> GOAL OF THE EXERCISE: Scan the entries for the word "JSON". Every line that has it should be copied.

> AVAILABLE DATA:
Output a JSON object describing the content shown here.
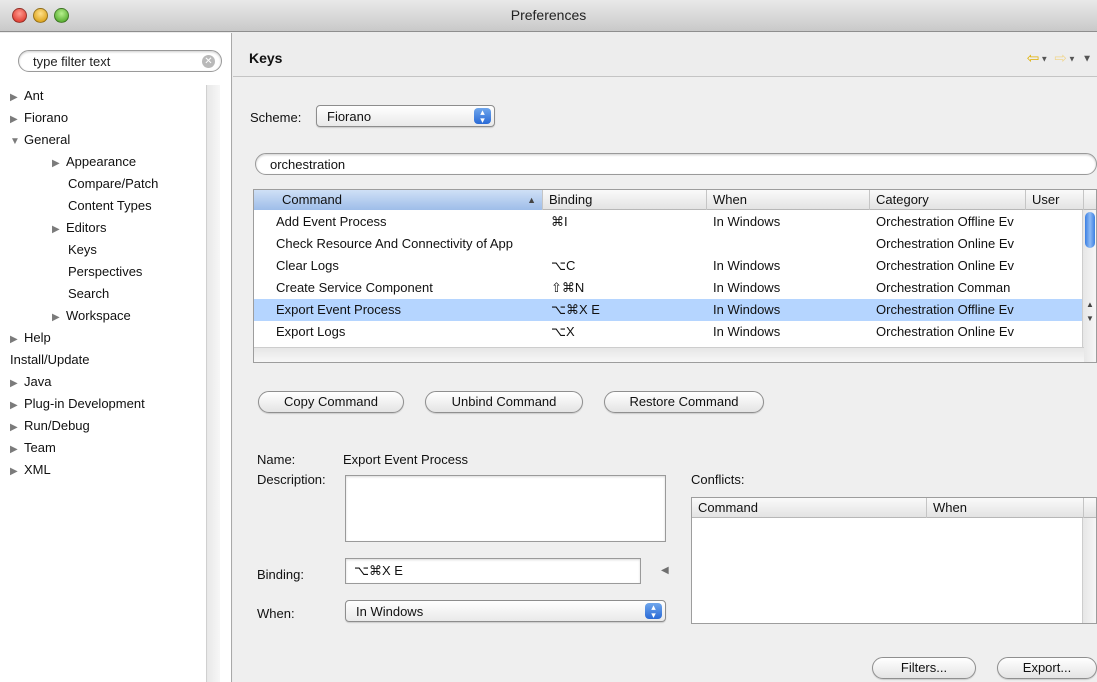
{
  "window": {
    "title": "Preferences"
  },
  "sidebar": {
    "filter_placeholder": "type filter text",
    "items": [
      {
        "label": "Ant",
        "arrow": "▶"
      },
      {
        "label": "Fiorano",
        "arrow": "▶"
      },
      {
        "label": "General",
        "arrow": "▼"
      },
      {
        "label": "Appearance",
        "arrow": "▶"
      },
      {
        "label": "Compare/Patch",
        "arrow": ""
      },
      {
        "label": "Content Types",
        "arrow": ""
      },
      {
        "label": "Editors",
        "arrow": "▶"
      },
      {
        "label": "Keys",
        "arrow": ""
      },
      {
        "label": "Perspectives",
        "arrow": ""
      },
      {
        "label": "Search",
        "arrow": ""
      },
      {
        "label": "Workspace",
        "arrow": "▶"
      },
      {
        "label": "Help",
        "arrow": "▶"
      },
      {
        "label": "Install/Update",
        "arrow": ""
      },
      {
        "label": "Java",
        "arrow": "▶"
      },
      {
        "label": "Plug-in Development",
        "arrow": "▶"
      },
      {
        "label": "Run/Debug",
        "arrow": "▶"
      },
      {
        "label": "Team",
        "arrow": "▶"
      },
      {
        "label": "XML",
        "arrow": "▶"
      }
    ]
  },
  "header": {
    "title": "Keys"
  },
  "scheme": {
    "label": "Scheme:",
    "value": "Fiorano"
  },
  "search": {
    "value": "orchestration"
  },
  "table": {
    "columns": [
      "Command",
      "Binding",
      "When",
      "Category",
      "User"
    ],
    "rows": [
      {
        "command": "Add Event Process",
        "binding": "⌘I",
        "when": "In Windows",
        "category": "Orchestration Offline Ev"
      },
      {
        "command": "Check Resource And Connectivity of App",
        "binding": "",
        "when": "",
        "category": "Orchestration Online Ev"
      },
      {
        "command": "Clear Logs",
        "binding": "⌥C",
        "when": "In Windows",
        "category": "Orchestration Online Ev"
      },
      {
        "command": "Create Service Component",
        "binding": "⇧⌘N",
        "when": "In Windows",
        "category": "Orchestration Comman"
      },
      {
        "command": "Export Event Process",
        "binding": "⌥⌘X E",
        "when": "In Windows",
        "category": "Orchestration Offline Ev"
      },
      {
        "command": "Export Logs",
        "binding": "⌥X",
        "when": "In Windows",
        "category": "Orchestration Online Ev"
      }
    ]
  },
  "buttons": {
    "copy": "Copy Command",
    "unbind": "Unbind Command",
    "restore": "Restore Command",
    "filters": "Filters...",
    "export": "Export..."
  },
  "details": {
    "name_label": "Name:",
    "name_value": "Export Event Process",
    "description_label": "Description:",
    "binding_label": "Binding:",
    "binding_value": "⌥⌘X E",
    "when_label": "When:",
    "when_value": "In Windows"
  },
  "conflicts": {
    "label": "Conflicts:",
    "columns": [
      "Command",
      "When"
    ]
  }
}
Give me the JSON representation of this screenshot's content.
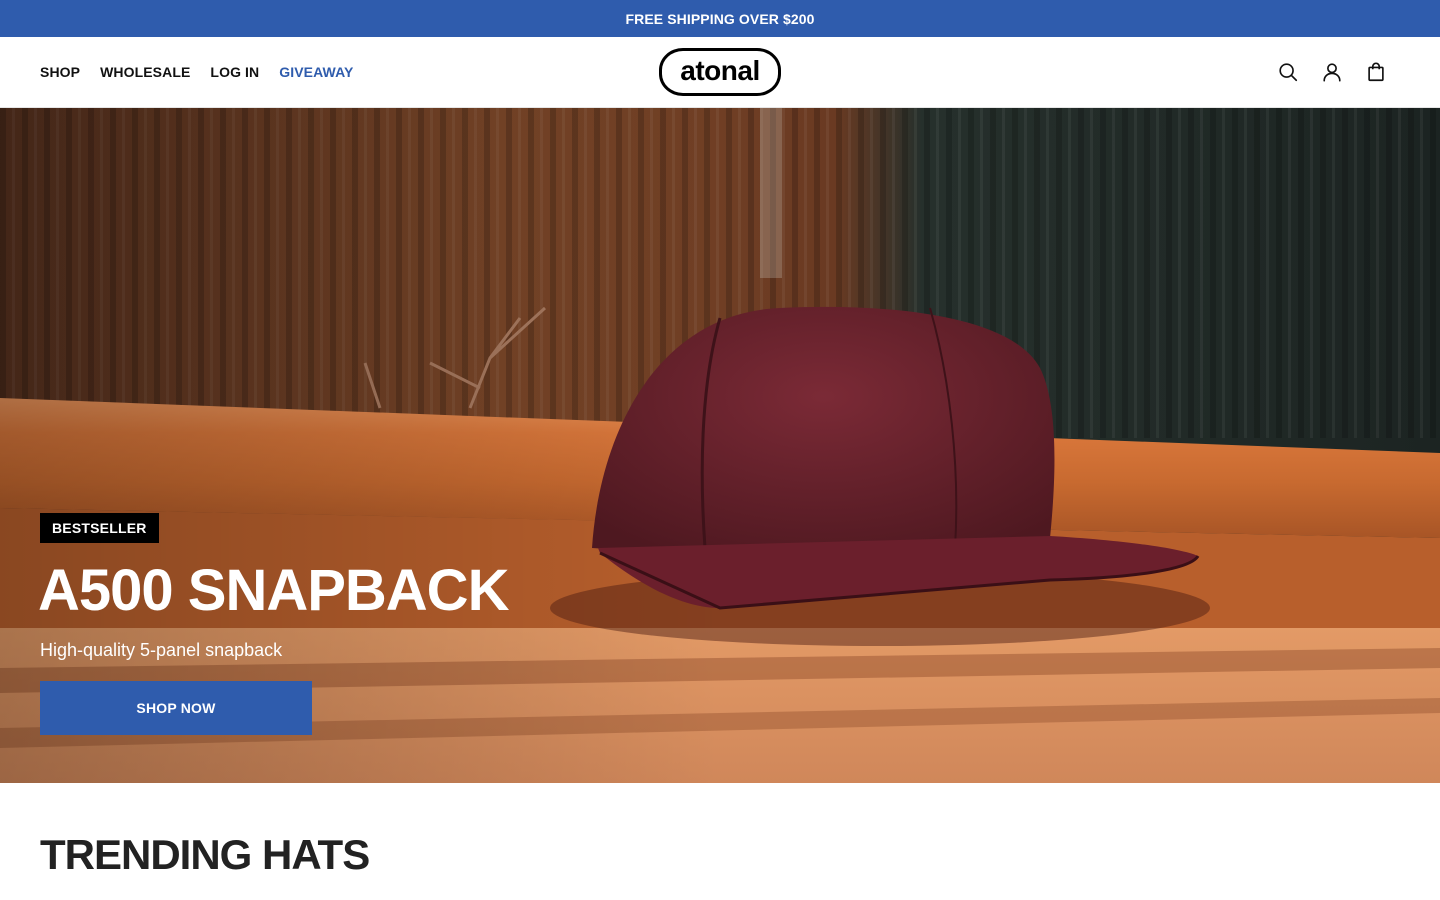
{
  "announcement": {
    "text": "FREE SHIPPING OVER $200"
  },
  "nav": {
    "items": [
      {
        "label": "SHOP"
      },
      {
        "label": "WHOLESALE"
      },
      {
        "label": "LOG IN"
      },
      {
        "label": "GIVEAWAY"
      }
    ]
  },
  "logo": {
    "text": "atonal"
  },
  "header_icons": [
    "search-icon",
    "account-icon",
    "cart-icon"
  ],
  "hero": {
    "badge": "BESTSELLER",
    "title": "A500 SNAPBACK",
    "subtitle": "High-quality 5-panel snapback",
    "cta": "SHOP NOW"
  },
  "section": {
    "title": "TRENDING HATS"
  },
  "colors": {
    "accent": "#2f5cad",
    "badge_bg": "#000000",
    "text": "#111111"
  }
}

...

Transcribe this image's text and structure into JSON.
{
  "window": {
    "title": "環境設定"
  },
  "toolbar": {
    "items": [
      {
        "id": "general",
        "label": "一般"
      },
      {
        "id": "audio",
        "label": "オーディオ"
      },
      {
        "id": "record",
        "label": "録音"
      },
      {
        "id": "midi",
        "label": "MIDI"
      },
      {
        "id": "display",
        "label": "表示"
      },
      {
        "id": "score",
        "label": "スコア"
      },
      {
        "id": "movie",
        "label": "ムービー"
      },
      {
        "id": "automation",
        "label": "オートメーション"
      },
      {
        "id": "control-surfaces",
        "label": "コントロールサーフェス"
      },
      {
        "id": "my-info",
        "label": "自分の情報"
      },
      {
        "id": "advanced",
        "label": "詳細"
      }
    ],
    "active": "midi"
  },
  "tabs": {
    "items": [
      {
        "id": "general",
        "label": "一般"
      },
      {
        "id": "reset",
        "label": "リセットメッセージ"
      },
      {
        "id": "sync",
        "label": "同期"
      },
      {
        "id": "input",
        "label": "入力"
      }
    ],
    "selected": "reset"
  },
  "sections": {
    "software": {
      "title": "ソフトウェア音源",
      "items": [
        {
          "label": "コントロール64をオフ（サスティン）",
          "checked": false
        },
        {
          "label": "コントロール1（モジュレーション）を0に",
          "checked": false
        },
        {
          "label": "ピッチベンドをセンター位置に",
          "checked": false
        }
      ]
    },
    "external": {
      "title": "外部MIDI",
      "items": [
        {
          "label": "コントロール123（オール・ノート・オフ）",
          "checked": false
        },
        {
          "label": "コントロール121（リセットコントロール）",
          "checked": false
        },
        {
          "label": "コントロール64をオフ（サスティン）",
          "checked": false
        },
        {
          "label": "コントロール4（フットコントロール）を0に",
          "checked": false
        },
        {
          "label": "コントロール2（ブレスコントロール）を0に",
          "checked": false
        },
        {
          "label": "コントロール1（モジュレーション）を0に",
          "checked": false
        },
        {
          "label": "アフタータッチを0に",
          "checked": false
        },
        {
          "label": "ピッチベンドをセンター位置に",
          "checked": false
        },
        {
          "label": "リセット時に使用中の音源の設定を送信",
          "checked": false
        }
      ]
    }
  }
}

> RESPONSE AREA:
Output a JSON object describing the content shown here.
Give me the JSON representation of this screenshot's content.
Transcribe this image's text and structure into JSON.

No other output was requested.